Risk management consultant Halbert Lindquist says the chances of a fatal securities crash are small in the U.S. banking industry.
But that doesn't mean bankers can rest easy.
The industry still has insufficient expertise in evaluating and monitoring complex securities, which means profitability is more at risk than many portfolio managers realize, Mr. Lindquist warns.
"The pace at which increasingly complex instruments have entered the market has been much more rapid than the ability of systems people to measure and monitor their risks," he says.
Mr. Lindquist is a principal at Lindquist, Stephenson & White Inc., a consultancy based in Tucson, Ariz.
The firm recently made a presentation at an American Bankers Association bank investments forum in New Orleans, and it counts several district Federal Home Loan Banks among its clients.
The point portfolio managers should not overlook, Mr. Lindquist contends, is that financial leverage can magnify seemingly modest securities losses into painful episodes.
"I don't think a Barings PLC situation is going to happen to a typical commercial bank," Mr. Lindquist said in a telephone interview. "On the other hand, a typical bank might have an amount equaling 100% of its capital in a securities portfolio. A 15% loss in that can mean a 15% loss on capital, which could impede a growth plan."
Bankers can minimize the risks of securities investments, Mr. Lindquist says, by avoiding a reliance on brokers' valuation models, either building or availing themselves of technical expertise, measuring risk, and developing contingency plans for interest rate changes.
A big problem with complex investment products, says principal Charles E. White, is independently assessing their values.
Often the consulting firm interjects itself between clients and brokers, questioning the valuation techniques used by the purveyors of exotic instruments.
The same brokers who sell a security often determine its price for buyers, Mr. White warns, and that's not healthy.
"The more complicated the security, the more likely it is to be mispriced," says Mr. White.
Potential exposure cuts two ways: Investors risk overpaying when they can't perform an independent assessment, and they risk being stuck with an unsalable instrument if the market turns against them.
"Independent pricing allows problems to be noticed before securities rot and fester in portfolio," says Mr. Lindquist, who holds an MBA from the University of Arizona.
In addition to providing independent prices on securities, Lindquist, Stephenson & White also measures risk by looking at what hypothetically would happen to securities and portfolios under extreme circumstances.
The value of such simulation exercises largely hinges on how well practitioners estimate the probability of each possible outcome. "We never put the probability of a particular event at zero," says Mr. Lindquist.

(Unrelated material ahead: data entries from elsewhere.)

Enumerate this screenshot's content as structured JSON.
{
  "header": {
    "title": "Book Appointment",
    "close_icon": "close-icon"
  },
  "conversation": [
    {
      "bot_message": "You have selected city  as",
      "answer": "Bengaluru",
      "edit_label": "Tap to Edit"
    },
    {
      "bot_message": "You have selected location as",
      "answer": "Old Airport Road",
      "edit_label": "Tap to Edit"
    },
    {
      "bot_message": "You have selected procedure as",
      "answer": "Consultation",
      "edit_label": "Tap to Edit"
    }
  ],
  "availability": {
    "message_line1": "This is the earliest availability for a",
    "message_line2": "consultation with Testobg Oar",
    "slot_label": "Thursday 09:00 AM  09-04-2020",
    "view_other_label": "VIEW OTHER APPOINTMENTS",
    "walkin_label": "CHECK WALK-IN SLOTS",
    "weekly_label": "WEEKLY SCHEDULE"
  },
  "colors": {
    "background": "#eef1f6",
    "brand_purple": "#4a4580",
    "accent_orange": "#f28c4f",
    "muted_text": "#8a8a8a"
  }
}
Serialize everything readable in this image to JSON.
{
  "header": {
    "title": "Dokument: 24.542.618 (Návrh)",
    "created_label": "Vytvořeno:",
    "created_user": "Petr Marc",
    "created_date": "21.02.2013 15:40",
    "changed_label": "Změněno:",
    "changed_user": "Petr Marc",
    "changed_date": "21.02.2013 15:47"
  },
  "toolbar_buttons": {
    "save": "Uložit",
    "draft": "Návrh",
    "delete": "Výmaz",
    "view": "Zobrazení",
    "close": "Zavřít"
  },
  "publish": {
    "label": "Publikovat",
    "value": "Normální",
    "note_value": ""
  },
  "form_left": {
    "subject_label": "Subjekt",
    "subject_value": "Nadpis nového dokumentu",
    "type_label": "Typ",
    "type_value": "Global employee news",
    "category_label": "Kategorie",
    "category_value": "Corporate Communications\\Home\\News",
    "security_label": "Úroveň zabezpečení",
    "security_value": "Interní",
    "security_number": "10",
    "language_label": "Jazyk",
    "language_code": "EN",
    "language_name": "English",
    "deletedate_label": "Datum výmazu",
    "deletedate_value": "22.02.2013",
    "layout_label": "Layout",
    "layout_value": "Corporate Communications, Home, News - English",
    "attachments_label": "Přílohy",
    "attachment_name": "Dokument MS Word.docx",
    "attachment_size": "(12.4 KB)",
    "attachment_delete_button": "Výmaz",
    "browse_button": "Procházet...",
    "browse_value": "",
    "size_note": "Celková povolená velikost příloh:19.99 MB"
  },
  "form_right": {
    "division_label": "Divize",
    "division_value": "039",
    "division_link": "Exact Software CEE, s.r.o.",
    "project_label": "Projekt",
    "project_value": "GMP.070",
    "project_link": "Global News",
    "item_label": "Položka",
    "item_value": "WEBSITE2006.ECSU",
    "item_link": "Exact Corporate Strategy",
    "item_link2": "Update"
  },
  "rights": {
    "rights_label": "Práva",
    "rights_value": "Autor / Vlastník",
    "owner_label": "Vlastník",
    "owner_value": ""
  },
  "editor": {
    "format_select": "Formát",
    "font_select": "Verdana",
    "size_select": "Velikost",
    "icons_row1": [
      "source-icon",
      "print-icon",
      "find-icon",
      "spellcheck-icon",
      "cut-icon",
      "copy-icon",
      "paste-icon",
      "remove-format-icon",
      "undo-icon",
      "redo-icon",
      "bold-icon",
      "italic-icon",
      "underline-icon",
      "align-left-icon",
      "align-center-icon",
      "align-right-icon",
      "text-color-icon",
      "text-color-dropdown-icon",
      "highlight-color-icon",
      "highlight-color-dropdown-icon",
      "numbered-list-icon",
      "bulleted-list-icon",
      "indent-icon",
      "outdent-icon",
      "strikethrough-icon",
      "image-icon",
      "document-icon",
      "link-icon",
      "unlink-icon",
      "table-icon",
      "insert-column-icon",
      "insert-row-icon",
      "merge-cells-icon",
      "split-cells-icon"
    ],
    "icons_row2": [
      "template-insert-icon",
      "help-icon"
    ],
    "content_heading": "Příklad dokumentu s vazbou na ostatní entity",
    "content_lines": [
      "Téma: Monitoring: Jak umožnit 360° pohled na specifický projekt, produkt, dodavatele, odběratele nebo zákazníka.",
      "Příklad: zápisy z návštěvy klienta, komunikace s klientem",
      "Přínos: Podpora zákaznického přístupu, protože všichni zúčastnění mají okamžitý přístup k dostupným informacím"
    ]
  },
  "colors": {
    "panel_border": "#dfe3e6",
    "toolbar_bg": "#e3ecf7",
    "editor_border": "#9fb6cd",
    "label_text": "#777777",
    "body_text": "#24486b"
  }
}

From that perspective, Mr. White says one of the most commonly misunderstood structured notes is the so-called range floater. This investment provides a coupon as long as some variable measure, such as the London interbank offered rate, stays within a specified band.
As an example, Mr. White pointed to a note with a range of 3% to 7%, issued when the Fed funds rate was 3%.
"As long as Libor stayed within that range, the bond provided a coupon," he says.
Bankers underestimated the probability of Libor's going outside that range - and were stuck with a zero coupon bond when it did.
"The dealer community did not emphasize what happens when Libor strays outside that range," says Mr. White.
But even when broker disclosure is robust and internal expertise is high, banks should not rest until they develop contingency plans, Mr. Lindquist says.